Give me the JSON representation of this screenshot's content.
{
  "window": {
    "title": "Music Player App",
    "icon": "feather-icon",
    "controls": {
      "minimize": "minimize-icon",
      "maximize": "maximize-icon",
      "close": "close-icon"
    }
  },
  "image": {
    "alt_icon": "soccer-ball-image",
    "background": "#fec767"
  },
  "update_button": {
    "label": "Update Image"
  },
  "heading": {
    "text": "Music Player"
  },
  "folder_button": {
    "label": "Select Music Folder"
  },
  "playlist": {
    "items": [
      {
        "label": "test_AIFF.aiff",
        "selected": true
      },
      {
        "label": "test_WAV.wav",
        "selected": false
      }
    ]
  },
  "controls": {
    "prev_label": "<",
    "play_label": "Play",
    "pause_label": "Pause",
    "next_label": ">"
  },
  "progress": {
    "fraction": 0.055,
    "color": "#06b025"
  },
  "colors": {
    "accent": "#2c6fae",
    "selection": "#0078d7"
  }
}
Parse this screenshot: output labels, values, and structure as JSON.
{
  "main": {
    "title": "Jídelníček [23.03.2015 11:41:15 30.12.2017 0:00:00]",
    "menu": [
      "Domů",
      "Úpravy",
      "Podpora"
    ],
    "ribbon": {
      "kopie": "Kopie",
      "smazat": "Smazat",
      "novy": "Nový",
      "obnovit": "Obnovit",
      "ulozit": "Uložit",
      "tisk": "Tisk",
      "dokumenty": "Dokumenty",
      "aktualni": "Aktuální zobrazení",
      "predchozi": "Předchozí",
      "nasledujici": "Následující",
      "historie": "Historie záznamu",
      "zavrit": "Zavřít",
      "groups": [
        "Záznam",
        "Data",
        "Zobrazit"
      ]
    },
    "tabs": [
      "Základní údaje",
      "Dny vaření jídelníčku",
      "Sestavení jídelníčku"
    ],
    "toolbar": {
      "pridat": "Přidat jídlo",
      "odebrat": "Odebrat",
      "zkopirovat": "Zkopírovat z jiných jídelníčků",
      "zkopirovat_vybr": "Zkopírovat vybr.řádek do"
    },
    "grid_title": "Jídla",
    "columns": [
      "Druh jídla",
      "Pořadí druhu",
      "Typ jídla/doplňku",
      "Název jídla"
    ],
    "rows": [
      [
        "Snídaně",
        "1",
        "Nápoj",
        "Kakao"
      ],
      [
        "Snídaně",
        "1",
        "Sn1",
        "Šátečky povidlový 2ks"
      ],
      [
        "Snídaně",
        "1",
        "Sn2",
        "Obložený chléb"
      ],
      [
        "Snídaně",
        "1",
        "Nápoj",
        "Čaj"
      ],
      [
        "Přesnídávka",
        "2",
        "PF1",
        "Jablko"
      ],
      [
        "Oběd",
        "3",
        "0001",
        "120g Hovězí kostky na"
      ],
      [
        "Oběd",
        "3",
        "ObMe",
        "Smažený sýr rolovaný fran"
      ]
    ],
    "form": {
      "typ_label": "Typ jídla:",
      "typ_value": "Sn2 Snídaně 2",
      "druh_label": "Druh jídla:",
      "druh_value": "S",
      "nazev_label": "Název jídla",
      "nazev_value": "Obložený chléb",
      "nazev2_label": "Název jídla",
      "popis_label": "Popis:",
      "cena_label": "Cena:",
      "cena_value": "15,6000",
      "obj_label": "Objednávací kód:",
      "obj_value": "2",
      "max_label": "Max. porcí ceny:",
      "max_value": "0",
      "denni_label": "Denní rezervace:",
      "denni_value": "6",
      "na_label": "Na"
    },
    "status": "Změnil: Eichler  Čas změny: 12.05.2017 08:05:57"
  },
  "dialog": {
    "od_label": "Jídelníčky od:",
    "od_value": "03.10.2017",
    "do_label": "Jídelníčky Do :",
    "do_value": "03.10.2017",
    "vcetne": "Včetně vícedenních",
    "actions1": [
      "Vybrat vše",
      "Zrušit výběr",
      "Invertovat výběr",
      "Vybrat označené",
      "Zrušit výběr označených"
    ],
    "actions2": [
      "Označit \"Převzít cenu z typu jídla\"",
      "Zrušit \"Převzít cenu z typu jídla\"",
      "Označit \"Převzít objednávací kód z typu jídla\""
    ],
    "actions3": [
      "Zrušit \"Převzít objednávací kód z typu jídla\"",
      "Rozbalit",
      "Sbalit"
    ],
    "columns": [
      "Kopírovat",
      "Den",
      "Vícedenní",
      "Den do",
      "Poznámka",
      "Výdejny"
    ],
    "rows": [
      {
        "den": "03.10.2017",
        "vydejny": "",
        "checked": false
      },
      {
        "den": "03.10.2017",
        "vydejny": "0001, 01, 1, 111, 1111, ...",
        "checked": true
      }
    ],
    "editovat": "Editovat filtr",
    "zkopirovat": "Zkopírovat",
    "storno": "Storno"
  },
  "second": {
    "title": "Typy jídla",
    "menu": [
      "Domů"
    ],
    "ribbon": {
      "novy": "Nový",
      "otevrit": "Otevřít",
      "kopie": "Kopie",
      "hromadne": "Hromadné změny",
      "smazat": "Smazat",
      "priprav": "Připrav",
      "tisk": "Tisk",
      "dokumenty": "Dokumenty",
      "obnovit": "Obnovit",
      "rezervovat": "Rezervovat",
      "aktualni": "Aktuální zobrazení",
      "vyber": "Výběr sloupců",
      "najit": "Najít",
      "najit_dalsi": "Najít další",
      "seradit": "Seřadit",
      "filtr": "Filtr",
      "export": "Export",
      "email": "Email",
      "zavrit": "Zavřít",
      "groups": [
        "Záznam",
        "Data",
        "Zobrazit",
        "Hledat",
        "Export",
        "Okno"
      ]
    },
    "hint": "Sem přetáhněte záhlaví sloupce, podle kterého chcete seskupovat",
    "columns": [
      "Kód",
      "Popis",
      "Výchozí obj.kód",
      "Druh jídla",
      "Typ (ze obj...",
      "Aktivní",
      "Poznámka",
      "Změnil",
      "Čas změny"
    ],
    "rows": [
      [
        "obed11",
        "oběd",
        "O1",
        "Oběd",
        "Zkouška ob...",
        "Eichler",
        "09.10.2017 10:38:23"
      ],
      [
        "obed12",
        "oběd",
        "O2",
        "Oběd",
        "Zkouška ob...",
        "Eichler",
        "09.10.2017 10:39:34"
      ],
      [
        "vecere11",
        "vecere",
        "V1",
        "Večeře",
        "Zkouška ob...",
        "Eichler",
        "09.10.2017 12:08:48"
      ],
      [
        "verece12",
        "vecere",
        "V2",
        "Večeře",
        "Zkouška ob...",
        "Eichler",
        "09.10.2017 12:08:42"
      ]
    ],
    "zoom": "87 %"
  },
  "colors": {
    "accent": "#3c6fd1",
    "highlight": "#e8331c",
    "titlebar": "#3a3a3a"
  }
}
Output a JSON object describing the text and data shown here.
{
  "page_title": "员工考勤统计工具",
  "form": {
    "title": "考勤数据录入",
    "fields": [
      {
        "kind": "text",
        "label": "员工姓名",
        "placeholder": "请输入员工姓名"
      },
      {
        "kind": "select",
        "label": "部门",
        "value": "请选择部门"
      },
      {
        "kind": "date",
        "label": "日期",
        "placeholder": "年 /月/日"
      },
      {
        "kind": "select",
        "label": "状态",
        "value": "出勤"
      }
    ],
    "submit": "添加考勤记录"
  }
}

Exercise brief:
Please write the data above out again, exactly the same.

Task result:
Give me the JSON representation of this screenshot's content.
{
  "window": {
    "title": "Music Player App",
    "icon": "feather-icon",
    "controls": {
      "minimize": "minimize-icon",
      "maximize": "maximize-icon",
      "close": "close-icon"
    }
  },
  "image": {
    "alt_icon": "soccer-ball-image",
    "background": "#fec767"
  },
  "update_button": {
    "label": "Update Image"
  },
  "heading": {
    "text": "Music Player"
  },
  "folder_button": {
    "label": "Select Music Folder"
  },
  "playlist": {
    "items": [
      {
        "label": "test_AIFF.aiff",
        "selected": true
      },
      {
        "label": "test_WAV.wav",
        "selected": false
      }
    ]
  },
  "controls": {
    "prev_label": "<",
    "play_label": "Play",
    "pause_label": "Pause",
    "next_label": ">"
  },
  "progress": {
    "fraction": 0.055,
    "color": "#06b025"
  },
  "colors": {
    "accent": "#2c6fae",
    "selection": "#0078d7"
  }
}
Parse this screenshot: output labels, values, and structure as JSON.
{
  "main": {
    "title": "Jídelníček [23.03.2015 11:41:15 30.12.2017 0:00:00]",
    "menu": [
      "Domů",
      "Úpravy",
      "Podpora"
    ],
    "ribbon": {
      "kopie": "Kopie",
      "smazat": "Smazat",
      "novy": "Nový",
      "obnovit": "Obnovit",
      "ulozit": "Uložit",
      "tisk": "Tisk",
      "dokumenty": "Dokumenty",
      "aktualni": "Aktuální zobrazení",
      "predchozi": "Předchozí",
      "nasledujici": "Následující",
      "historie": "Historie záznamu",
      "zavrit": "Zavřít",
      "groups": [
        "Záznam",
        "Data",
        "Zobrazit"
      ]
    },
    "tabs": [
      "Základní údaje",
      "Dny vaření jídelníčku",
      "Sestavení jídelníčku"
    ],
    "toolbar": {
      "pridat": "Přidat jídlo",
      "odebrat": "Odebrat",
      "zkopirovat": "Zkopírovat z jiných jídelníčků",
      "zkopirovat_vybr": "Zkopírovat vybr.řádek do"
    },
    "grid_title": "Jídla",
    "columns": [
      "Druh jídla",
      "Pořadí druhu",
      "Typ jídla/doplňku",
      "Název jídla"
    ],
    "rows": [
      [
        "Snídaně",
        "1",
        "Nápoj",
        "Kakao"
      ],
      [
        "Snídaně",
        "1",
        "Sn1",
        "Šátečky povidlový 2ks"
      ],
      [
        "Snídaně",
        "1",
        "Sn2",
        "Obložený chléb"
      ],
      [
        "Snídaně",
        "1",
        "Nápoj",
        "Čaj"
      ],
      [
        "Přesnídávka",
        "2",
        "PF1",
        "Jablko"
      ],
      [
        "Oběd",
        "3",
        "0001",
        "120g Hovězí kostky na"
      ],
      [
        "Oběd",
        "3",
        "ObMe",
        "Smažený sýr rolovaný fran"
      ]
    ],
    "form": {
      "typ_label": "Typ jídla:",
      "typ_value": "Sn2 Snídaně 2",
      "druh_label": "Druh jídla:",
      "druh_value": "S",
      "nazev_label": "Název jídla",
      "nazev_value": "Obložený chléb",
      "nazev2_label": "Název jídla",
      "popis_label": "Popis:",
      "cena_label": "Cena:",
      "cena_value": "15,6000",
      "obj_label": "Objednávací kód:",
      "obj_value": "2",
      "max_label": "Max. porcí ceny:",
      "max_value": "0",
      "denni_label": "Denní rezervace:",
      "denni_value": "6",
      "na_label": "Na"
    },
    "status": "Změnil: Eichler  Čas změny: 12.05.2017 08:05:57"
  },
  "dialog": {
    "od_label": "Jídelníčky od:",
    "od_value": "03.10.2017",
    "do_label": "Jídelníčky Do :",
    "do_value": "03.10.2017",
    "vcetne": "Včetně vícedenních",
    "actions1": [
      "Vybrat vše",
      "Zrušit výběr",
      "Invertovat výběr",
      "Vybrat označené",
      "Zrušit výběr označených"
    ],
    "actions2": [
      "Označit \"Převzít cenu z typu jídla\"",
      "Zrušit \"Převzít cenu z typu jídla\"",
      "Označit \"Převzít objednávací kód z typu jídla\""
    ],
    "actions3": [
      "Zrušit \"Převzít objednávací kód z typu jídla\"",
      "Rozbalit",
      "Sbalit"
    ],
    "columns": [
      "Kopírovat",
      "Den",
      "Vícedenní",
      "Den do",
      "Poznámka",
      "Výdejny"
    ],
    "rows": [
      {
        "den": "03.10.2017",
        "vydejny": "",
        "checked": false
      },
      {
        "den": "03.10.2017",
        "vydejny": "0001, 01, 1, 111, 1111, ...",
        "checked": true
      }
    ],
    "editovat": "Editovat filtr",
    "zkopirovat": "Zkopírovat",
    "storno": "Storno"
  },
  "second": {
    "title": "Typy jídla",
    "menu": [
      "Domů"
    ],
    "ribbon": {
      "novy": "Nový",
      "otevrit": "Otevřít",
      "kopie": "Kopie",
      "hromadne": "Hromadné změny",
      "smazat": "Smazat",
      "priprav": "Připrav",
      "tisk": "Tisk",
      "dokumenty": "Dokumenty",
      "obnovit": "Obnovit",
      "rezervovat": "Rezervovat",
      "aktualni": "Aktuální zobrazení",
      "vyber": "Výběr sloupců",
      "najit": "Najít",
      "najit_dalsi": "Najít další",
      "seradit": "Seřadit",
      "filtr": "Filtr",
      "export": "Export",
      "email": "Email",
      "zavrit": "Zavřít",
      "groups": [
        "Záznam",
        "Data",
        "Zobrazit",
        "Hledat",
        "Export",
        "Okno"
      ]
    },
    "hint": "Sem přetáhněte záhlaví sloupce, podle kterého chcete seskupovat",
    "columns": [
      "Kód",
      "Popis",
      "Výchozí obj.kód",
      "Druh jídla",
      "Typ (ze obj...",
      "Aktivní",
      "Poznámka",
      "Změnil",
      "Čas změny"
    ],
    "rows": [
      [
        "obed11",
        "oběd",
        "O1",
        "Oběd",
        "Zkouška ob...",
        "Eichler",
        "09.10.2017 10:38:23"
      ],
      [
        "obed12",
        "oběd",
        "O2",
        "Oběd",
        "Zkouška ob...",
        "Eichler",
        "09.10.2017 10:39:34"
      ],
      [
        "vecere11",
        "vecere",
        "V1",
        "Večeře",
        "Zkouška ob...",
        "Eichler",
        "09.10.2017 12:08:48"
      ],
      [
        "verece12",
        "vecere",
        "V2",
        "Večeře",
        "Zkouška ob...",
        "Eichler",
        "09.10.2017 12:08:42"
      ]
    ],
    "zoom": "87 %"
  },
  "colors": {
    "accent": "#3c6fd1",
    "highlight": "#e8331c",
    "titlebar": "#3a3a3a"
  }
}
Output a JSON object describing the text and data shown here.
{
  "page_title": "员工考勤统计工具",
  "form": {
    "title": "考勤数据录入",
    "fields": [
      {
        "kind": "text",
        "label": "员工姓名",
        "placeholder": "请输入员工姓名"
      },
      {
        "kind": "select",
        "label": "部门",
        "value": "请选择部门"
      },
      {
        "kind": "date",
        "label": "日期",
        "placeholder": "年 /月/日"
      },
      {
        "kind": "select",
        "label": "状态",
        "value": "出勤"
      }
    ],
    "submit": "添加考勤记录"
  }
}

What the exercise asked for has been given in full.